**Entries shown**
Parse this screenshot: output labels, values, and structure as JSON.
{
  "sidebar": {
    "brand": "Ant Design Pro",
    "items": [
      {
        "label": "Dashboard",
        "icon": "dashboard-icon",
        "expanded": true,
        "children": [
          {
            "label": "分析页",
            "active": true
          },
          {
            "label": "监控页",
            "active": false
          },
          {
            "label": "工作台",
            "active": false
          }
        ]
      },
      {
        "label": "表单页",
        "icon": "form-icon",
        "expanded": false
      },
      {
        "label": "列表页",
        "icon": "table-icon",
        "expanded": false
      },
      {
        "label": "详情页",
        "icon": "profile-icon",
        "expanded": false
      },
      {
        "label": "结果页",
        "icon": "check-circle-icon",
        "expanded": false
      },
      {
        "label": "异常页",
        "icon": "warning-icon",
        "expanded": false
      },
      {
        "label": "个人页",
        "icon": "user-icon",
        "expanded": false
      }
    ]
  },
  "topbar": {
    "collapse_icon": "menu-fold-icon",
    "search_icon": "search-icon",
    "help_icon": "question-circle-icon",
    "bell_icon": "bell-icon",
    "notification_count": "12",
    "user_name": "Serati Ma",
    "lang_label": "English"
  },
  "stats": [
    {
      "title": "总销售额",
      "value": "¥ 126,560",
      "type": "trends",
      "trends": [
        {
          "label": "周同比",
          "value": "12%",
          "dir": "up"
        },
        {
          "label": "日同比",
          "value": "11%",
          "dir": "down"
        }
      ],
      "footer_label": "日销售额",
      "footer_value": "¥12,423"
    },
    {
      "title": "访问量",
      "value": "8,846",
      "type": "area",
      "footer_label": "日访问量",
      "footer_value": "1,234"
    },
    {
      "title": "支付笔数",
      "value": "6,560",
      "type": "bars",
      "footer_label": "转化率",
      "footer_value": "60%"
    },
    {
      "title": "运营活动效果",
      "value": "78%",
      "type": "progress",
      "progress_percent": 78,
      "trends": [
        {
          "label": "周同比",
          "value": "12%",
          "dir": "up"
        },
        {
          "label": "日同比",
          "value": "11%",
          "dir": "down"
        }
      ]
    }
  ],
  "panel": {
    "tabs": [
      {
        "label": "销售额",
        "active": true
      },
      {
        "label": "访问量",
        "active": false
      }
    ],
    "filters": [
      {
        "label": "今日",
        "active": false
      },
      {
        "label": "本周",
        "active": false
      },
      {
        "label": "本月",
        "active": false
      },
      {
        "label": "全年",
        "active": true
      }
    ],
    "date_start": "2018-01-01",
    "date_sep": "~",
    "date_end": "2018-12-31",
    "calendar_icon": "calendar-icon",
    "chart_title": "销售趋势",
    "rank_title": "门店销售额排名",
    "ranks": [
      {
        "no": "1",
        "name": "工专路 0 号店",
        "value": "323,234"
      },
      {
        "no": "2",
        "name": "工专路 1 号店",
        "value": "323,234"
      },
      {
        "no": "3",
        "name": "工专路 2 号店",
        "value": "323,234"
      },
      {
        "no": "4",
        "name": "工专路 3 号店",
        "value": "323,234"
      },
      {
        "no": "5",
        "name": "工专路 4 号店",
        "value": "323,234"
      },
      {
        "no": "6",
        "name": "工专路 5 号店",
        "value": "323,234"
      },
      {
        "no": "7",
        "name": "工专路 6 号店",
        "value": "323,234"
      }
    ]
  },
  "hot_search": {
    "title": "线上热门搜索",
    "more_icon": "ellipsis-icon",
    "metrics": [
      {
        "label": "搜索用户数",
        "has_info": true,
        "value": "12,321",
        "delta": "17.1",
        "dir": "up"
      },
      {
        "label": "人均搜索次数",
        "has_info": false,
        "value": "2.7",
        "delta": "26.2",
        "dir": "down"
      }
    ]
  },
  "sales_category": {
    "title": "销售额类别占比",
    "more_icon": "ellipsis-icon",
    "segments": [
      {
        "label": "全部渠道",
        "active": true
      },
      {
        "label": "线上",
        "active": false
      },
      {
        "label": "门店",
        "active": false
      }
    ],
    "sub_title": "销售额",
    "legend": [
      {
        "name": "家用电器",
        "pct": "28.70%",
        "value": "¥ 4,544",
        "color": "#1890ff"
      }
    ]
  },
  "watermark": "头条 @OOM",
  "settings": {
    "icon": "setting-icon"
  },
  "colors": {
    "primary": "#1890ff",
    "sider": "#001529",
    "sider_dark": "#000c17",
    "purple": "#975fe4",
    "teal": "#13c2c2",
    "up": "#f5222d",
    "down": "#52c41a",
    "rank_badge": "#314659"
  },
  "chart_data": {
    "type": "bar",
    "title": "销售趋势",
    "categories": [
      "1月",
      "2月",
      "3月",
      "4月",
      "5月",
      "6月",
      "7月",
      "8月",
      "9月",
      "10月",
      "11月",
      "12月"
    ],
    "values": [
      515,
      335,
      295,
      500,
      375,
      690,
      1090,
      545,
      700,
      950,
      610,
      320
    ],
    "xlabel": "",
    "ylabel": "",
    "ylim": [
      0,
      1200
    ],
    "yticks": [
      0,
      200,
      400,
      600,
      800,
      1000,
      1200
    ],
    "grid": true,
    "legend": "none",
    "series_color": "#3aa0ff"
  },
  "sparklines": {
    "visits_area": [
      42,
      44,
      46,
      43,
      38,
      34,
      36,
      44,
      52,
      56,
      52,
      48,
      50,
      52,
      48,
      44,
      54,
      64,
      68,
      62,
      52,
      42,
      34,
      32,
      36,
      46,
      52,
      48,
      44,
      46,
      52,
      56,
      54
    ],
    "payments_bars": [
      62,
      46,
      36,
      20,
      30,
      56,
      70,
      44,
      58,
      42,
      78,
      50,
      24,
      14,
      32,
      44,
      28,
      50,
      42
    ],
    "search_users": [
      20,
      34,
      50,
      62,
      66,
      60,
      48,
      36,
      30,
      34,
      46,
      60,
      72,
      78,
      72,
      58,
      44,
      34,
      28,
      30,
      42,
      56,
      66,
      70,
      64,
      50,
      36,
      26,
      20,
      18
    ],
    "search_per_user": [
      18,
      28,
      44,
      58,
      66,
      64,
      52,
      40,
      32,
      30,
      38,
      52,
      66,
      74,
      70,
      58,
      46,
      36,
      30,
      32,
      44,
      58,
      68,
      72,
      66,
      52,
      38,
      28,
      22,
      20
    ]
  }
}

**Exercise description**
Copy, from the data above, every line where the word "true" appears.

**Answer to the problem**
        "expanded": true,
            "active": true
        "active": true
        "active": true
        "has_info": true,
        "active": true
    "grid": true,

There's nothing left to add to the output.